▶ REQUIRED ACTION: In your copy of the entries below, keep every word exactly and leave out all images.

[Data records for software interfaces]

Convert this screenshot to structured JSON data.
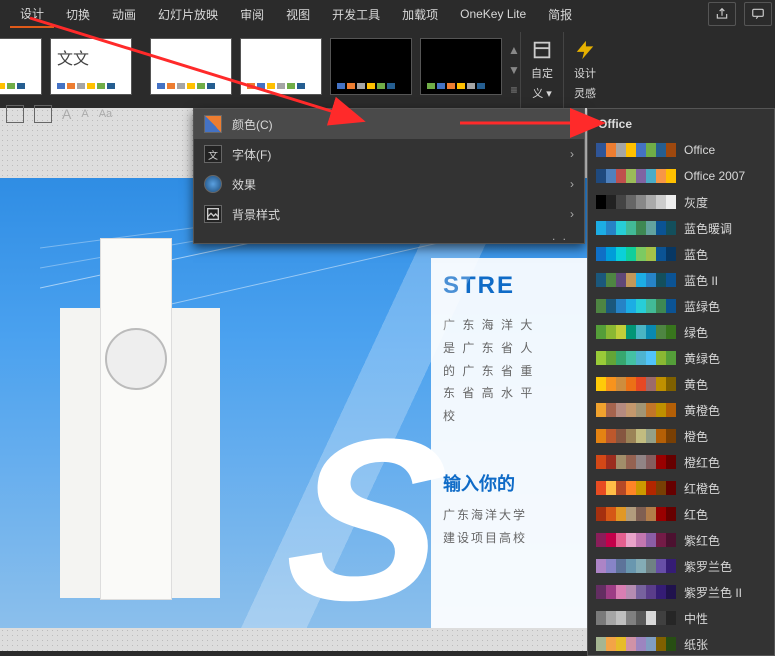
{
  "ribbon_tabs": {
    "active": "设计",
    "tabs": [
      "设计",
      "切换",
      "动画",
      "幻灯片放映",
      "审阅",
      "视图",
      "开发工具",
      "加载项",
      "OneKey Lite",
      "简报"
    ]
  },
  "ribbon_groups": {
    "customize": {
      "label": "自定",
      "sub": "义 ▾"
    },
    "design_ideas": {
      "label": "设计",
      "sub": "灵感"
    }
  },
  "theme_thumbs": {
    "aa": "文文"
  },
  "dropdown": {
    "items": [
      {
        "label": "颜色(C)",
        "icon": "palette"
      },
      {
        "label": "字体(F)",
        "icon": "font"
      },
      {
        "label": "效果",
        "icon": "effects"
      },
      {
        "label": "背景样式",
        "icon": "background"
      }
    ]
  },
  "flyout": {
    "header": "Office",
    "rows": [
      {
        "label": "Office",
        "c": [
          "#2f5597",
          "#ed7d31",
          "#a5a5a5",
          "#ffc000",
          "#4472c4",
          "#70ad47",
          "#255e91",
          "#9e480e"
        ]
      },
      {
        "label": "Office 2007",
        "c": [
          "#1f497d",
          "#4f81bd",
          "#c0504d",
          "#9bbb59",
          "#8064a2",
          "#4bacc6",
          "#f79646",
          "#ffc000"
        ]
      },
      {
        "label": "灰度",
        "c": [
          "#000",
          "#222",
          "#444",
          "#666",
          "#888",
          "#aaa",
          "#ccc",
          "#eee"
        ]
      },
      {
        "label": "蓝色暖调",
        "c": [
          "#1cade4",
          "#2683c6",
          "#27ced7",
          "#42ba97",
          "#3e8853",
          "#62a39f",
          "#0b5394",
          "#134f5c"
        ]
      },
      {
        "label": "蓝色",
        "c": [
          "#0f6fc6",
          "#009dd9",
          "#0bd0d9",
          "#10cf9b",
          "#7cca62",
          "#a5c249",
          "#0b5394",
          "#073763"
        ]
      },
      {
        "label": "蓝色 II",
        "c": [
          "#1b587c",
          "#4e8542",
          "#604878",
          "#c19859",
          "#1cade4",
          "#2683c6",
          "#134f5c",
          "#0b5394"
        ]
      },
      {
        "label": "蓝绿色",
        "c": [
          "#4e8542",
          "#1b587c",
          "#2683c6",
          "#1cade4",
          "#27ced7",
          "#42ba97",
          "#3e8853",
          "#0b5394"
        ]
      },
      {
        "label": "绿色",
        "c": [
          "#549e39",
          "#8ab833",
          "#c0cf3a",
          "#029676",
          "#4ab5c4",
          "#0989b1",
          "#4e8542",
          "#38761d"
        ]
      },
      {
        "label": "黄绿色",
        "c": [
          "#99cb38",
          "#63a537",
          "#37a76f",
          "#44c1a3",
          "#4eb3cf",
          "#51c3f9",
          "#8ab833",
          "#549e39"
        ]
      },
      {
        "label": "黄色",
        "c": [
          "#ffca08",
          "#f8931d",
          "#ce8d3e",
          "#ec7016",
          "#e64823",
          "#9c6a6a",
          "#bf9000",
          "#7f6000"
        ]
      },
      {
        "label": "黄橙色",
        "c": [
          "#f0a22e",
          "#a5644e",
          "#b58b80",
          "#c3986d",
          "#a19574",
          "#c17529",
          "#bf9000",
          "#b45f06"
        ]
      },
      {
        "label": "橙色",
        "c": [
          "#e48312",
          "#bd582c",
          "#865640",
          "#9b8357",
          "#c2bc80",
          "#94a088",
          "#b45f06",
          "#783f04"
        ]
      },
      {
        "label": "橙红色",
        "c": [
          "#d34817",
          "#9b2d1f",
          "#a28e6a",
          "#956251",
          "#918485",
          "#855d5d",
          "#990000",
          "#660000"
        ]
      },
      {
        "label": "红橙色",
        "c": [
          "#e84c22",
          "#ffbd47",
          "#b64926",
          "#ff8427",
          "#cc9900",
          "#b22600",
          "#783f04",
          "#660000"
        ]
      },
      {
        "label": "红色",
        "c": [
          "#a5300f",
          "#d55816",
          "#e19825",
          "#b19c7d",
          "#7f5f52",
          "#b27d49",
          "#990000",
          "#660000"
        ]
      },
      {
        "label": "紫红色",
        "c": [
          "#8a1e5a",
          "#c3004a",
          "#e45f8f",
          "#e9a3c9",
          "#c377b0",
          "#8b5ea6",
          "#741b47",
          "#4c1130"
        ]
      },
      {
        "label": "紫罗兰色",
        "c": [
          "#ad84c6",
          "#8784c7",
          "#5d739a",
          "#6997af",
          "#84acb6",
          "#6f8183",
          "#674ea7",
          "#351c75"
        ]
      },
      {
        "label": "紫罗兰色 II",
        "c": [
          "#632e62",
          "#9d3d85",
          "#d97eb3",
          "#b58cb2",
          "#77629e",
          "#5a3d8a",
          "#351c75",
          "#20124d"
        ]
      },
      {
        "label": "中性",
        "c": [
          "#7a7a7a",
          "#a5a5a5",
          "#bfbfbf",
          "#808080",
          "#595959",
          "#d9d9d9",
          "#404040",
          "#262626"
        ]
      },
      {
        "label": "纸张",
        "c": [
          "#a5b592",
          "#f3a447",
          "#e7bc29",
          "#d092a7",
          "#9c85c0",
          "#809ec2",
          "#7f6000",
          "#274e13"
        ]
      }
    ]
  },
  "slide": {
    "title": "STRE",
    "desc1_l1": "广 东 海 洋 大",
    "desc1_l2": "是 广 东 省 人",
    "desc1_l3": "的 广 东 省 重",
    "desc1_l4": "东 省 高 水 平",
    "desc1_l5": "校",
    "title2": "输入你的",
    "desc2_l1": "广东海洋大学",
    "desc2_l2": "建设项目高校"
  }
}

▶ SOLUTION TO THE EXERCISE:
Convert this screenshot to structured JSON data.
{
  "ribbon_tabs": {
    "active": "设计",
    "tabs": [
      "设计",
      "切换",
      "动画",
      "幻灯片放映",
      "审阅",
      "视图",
      "开发工具",
      "加载项",
      "OneKey Lite",
      "简报"
    ]
  },
  "ribbon_groups": {
    "customize": {
      "label": "自定",
      "sub": "义 ▾"
    },
    "design_ideas": {
      "label": "设计",
      "sub": "灵感"
    }
  },
  "theme_thumbs": {
    "aa": "文文"
  },
  "dropdown": {
    "items": [
      {
        "label": "颜色(C)",
        "icon": "palette"
      },
      {
        "label": "字体(F)",
        "icon": "font"
      },
      {
        "label": "效果",
        "icon": "effects"
      },
      {
        "label": "背景样式",
        "icon": "background"
      }
    ]
  },
  "flyout": {
    "header": "Office",
    "rows": [
      {
        "label": "Office",
        "c": [
          "#2f5597",
          "#ed7d31",
          "#a5a5a5",
          "#ffc000",
          "#4472c4",
          "#70ad47",
          "#255e91",
          "#9e480e"
        ]
      },
      {
        "label": "Office 2007",
        "c": [
          "#1f497d",
          "#4f81bd",
          "#c0504d",
          "#9bbb59",
          "#8064a2",
          "#4bacc6",
          "#f79646",
          "#ffc000"
        ]
      },
      {
        "label": "灰度",
        "c": [
          "#000",
          "#222",
          "#444",
          "#666",
          "#888",
          "#aaa",
          "#ccc",
          "#eee"
        ]
      },
      {
        "label": "蓝色暖调",
        "c": [
          "#1cade4",
          "#2683c6",
          "#27ced7",
          "#42ba97",
          "#3e8853",
          "#62a39f",
          "#0b5394",
          "#134f5c"
        ]
      },
      {
        "label": "蓝色",
        "c": [
          "#0f6fc6",
          "#009dd9",
          "#0bd0d9",
          "#10cf9b",
          "#7cca62",
          "#a5c249",
          "#0b5394",
          "#073763"
        ]
      },
      {
        "label": "蓝色 II",
        "c": [
          "#1b587c",
          "#4e8542",
          "#604878",
          "#c19859",
          "#1cade4",
          "#2683c6",
          "#134f5c",
          "#0b5394"
        ]
      },
      {
        "label": "蓝绿色",
        "c": [
          "#4e8542",
          "#1b587c",
          "#2683c6",
          "#1cade4",
          "#27ced7",
          "#42ba97",
          "#3e8853",
          "#0b5394"
        ]
      },
      {
        "label": "绿色",
        "c": [
          "#549e39",
          "#8ab833",
          "#c0cf3a",
          "#029676",
          "#4ab5c4",
          "#0989b1",
          "#4e8542",
          "#38761d"
        ]
      },
      {
        "label": "黄绿色",
        "c": [
          "#99cb38",
          "#63a537",
          "#37a76f",
          "#44c1a3",
          "#4eb3cf",
          "#51c3f9",
          "#8ab833",
          "#549e39"
        ]
      },
      {
        "label": "黄色",
        "c": [
          "#ffca08",
          "#f8931d",
          "#ce8d3e",
          "#ec7016",
          "#e64823",
          "#9c6a6a",
          "#bf9000",
          "#7f6000"
        ]
      },
      {
        "label": "黄橙色",
        "c": [
          "#f0a22e",
          "#a5644e",
          "#b58b80",
          "#c3986d",
          "#a19574",
          "#c17529",
          "#bf9000",
          "#b45f06"
        ]
      },
      {
        "label": "橙色",
        "c": [
          "#e48312",
          "#bd582c",
          "#865640",
          "#9b8357",
          "#c2bc80",
          "#94a088",
          "#b45f06",
          "#783f04"
        ]
      },
      {
        "label": "橙红色",
        "c": [
          "#d34817",
          "#9b2d1f",
          "#a28e6a",
          "#956251",
          "#918485",
          "#855d5d",
          "#990000",
          "#660000"
        ]
      },
      {
        "label": "红橙色",
        "c": [
          "#e84c22",
          "#ffbd47",
          "#b64926",
          "#ff8427",
          "#cc9900",
          "#b22600",
          "#783f04",
          "#660000"
        ]
      },
      {
        "label": "红色",
        "c": [
          "#a5300f",
          "#d55816",
          "#e19825",
          "#b19c7d",
          "#7f5f52",
          "#b27d49",
          "#990000",
          "#660000"
        ]
      },
      {
        "label": "紫红色",
        "c": [
          "#8a1e5a",
          "#c3004a",
          "#e45f8f",
          "#e9a3c9",
          "#c377b0",
          "#8b5ea6",
          "#741b47",
          "#4c1130"
        ]
      },
      {
        "label": "紫罗兰色",
        "c": [
          "#ad84c6",
          "#8784c7",
          "#5d739a",
          "#6997af",
          "#84acb6",
          "#6f8183",
          "#674ea7",
          "#351c75"
        ]
      },
      {
        "label": "紫罗兰色 II",
        "c": [
          "#632e62",
          "#9d3d85",
          "#d97eb3",
          "#b58cb2",
          "#77629e",
          "#5a3d8a",
          "#351c75",
          "#20124d"
        ]
      },
      {
        "label": "中性",
        "c": [
          "#7a7a7a",
          "#a5a5a5",
          "#bfbfbf",
          "#808080",
          "#595959",
          "#d9d9d9",
          "#404040",
          "#262626"
        ]
      },
      {
        "label": "纸张",
        "c": [
          "#a5b592",
          "#f3a447",
          "#e7bc29",
          "#d092a7",
          "#9c85c0",
          "#809ec2",
          "#7f6000",
          "#274e13"
        ]
      }
    ]
  },
  "slide": {
    "title": "STRE",
    "desc1_l1": "广 东 海 洋 大",
    "desc1_l2": "是 广 东 省 人",
    "desc1_l3": "的 广 东 省 重",
    "desc1_l4": "东 省 高 水 平",
    "desc1_l5": "校",
    "title2": "输入你的",
    "desc2_l1": "广东海洋大学",
    "desc2_l2": "建设项目高校"
  }
}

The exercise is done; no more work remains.